SUZUME (すずめの戸締まり)

Suzume Iwato is your typical 17-year-old Japanese girl, which means it’s up to her to save the world. 

One morning while on break between classes, Suzume and her friends’ cell phones all light up with earthquake warning messages. It’s not a big one, just a small tremor, but only Suzume can see what’s causing it: A massive maroon and brown worm-like creature jutting into the sky and crashing into the earth.

That worm is entering Suzume’s world through a portal, a door connecting this world and the ever-after, a place where the past, present, and future exist simultaneously. Suzume has walked through that door twice: Once as a child looking for her mother, and once this morning when she stumbled upon it while looking for Sota, a handsome college kid also searching for the door. Sota wasn’t there when Suzume found the door this morning, but after seeing the worm in the sky, Suzume runs back to the decaying bath resort and discovers not only is Sota there, but he’s the one trying to close the door and cut off the worm’s access. Suzume races to help Sota, fatefully inserting herself into a world of worms, portals, talking cats, an animated chair, and keystones.

If that doesn’t make a whole lot of sense, don’t worry: I skipped over a lot. Suzume, the latest from animation extraordinaire Makoto Shinkai, is a fantasy anime chocked full of emotion and exposition. And, like the best fantasy writing, the exposition comes with a lot of momentum. As Sota explains to Suzume, the worms in the ever-after are supernatural beings capable of creating massive havoc should they enter this world. In 1923, one did and caused the 7.9 Kanto earthquake and the ensuing firestorm that laid ruin to Tokyo and caused an estimated 142,000 deaths. Following the quake, two keystones were placed near portals on Japan’s western and eastern sides to protect the country from another worm entering this world. But Suzume inadvertently released one of the keystones, so it’s up to her and Sota to track it down before a another worm enters and reduces Japan to rubble.
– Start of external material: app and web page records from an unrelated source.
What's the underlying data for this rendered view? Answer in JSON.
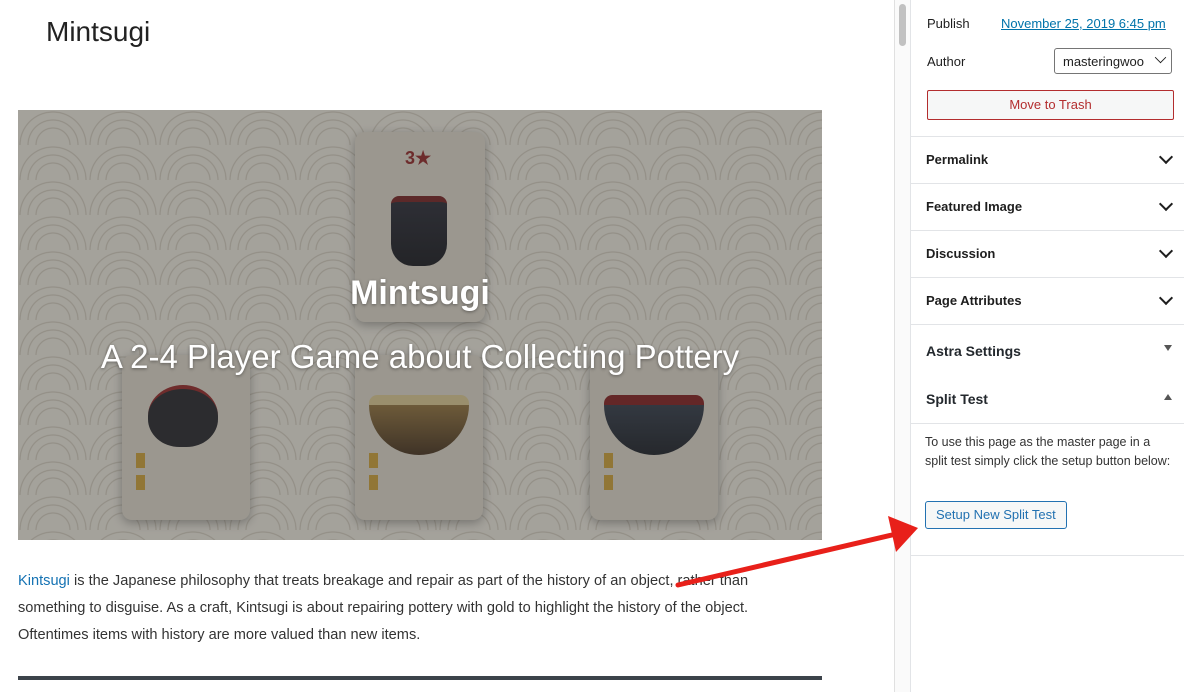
{
  "editor": {
    "site_title": "Mintsugi",
    "hero": {
      "title": "Mintsugi",
      "subtitle": "A 2-4 Player Game about Collecting Pottery",
      "card_stars": "3★"
    },
    "paragraph": {
      "link_text": "Kintsugi",
      "text": " is the Japanese philosophy that treats breakage and repair as part of the history of an object, rather than something to disguise. As a craft, Kintsugi is about repairing pottery with gold to highlight the history of the object. Oftentimes items with history are more valued than new items."
    }
  },
  "sidebar": {
    "publish_label": "Publish",
    "publish_date": "November 25, 2019 6:45 pm",
    "author_label": "Author",
    "author_value": "masteringwoo",
    "trash_label": "Move to Trash",
    "panels": {
      "permalink": "Permalink",
      "featured_image": "Featured Image",
      "discussion": "Discussion",
      "page_attributes": "Page Attributes"
    },
    "astra_settings": "Astra Settings",
    "split_test": {
      "title": "Split Test",
      "description": "To use this page as the master page in a split test simply click the setup button below:",
      "button_label": "Setup New Split Test"
    }
  },
  "colors": {
    "link": "#0073aa",
    "trash": "#b32d2e",
    "button_accent": "#2271b1",
    "annotation_arrow": "#e8201a"
  }
}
Suzume doesn’t take this threat of real-world destruction lightly. What Suzume and Sota are trying to prevent—annihilation, loss, and the collateral damage that ripples across generations—carries a personal cost.

Shinaki deftly plots Suzume so that action and chase sequences happen when you want them, backstories are revealed when you need them, and emotional gut punches arrive when you least expect them. And those moments, a virtuosic combination of image, music, and emotion, are so powerful they suck the breath out of you. That’s what made Shinaki’s previous movies, Your Name and Weathering With You, worldwide hits. And with Suzume, Shinaki strikes once more with heart, action, and a solid story about a girl trying to recover the one thing she lost.

Rating: 4.5 out of 5.

Suzume / すずめの戸締まり (2022)
Written and directed by Makoto Shinkai
Produced by Kôichirô Itô, Genki Kawamura
Vocal performances by Nanoka Hara, Hokuto Matsumura, Eri Fukatsu, Shôta Sometani, Ann Yamane
Crunchyroll, Rated PG, Running time 122, Opens April 14, 2023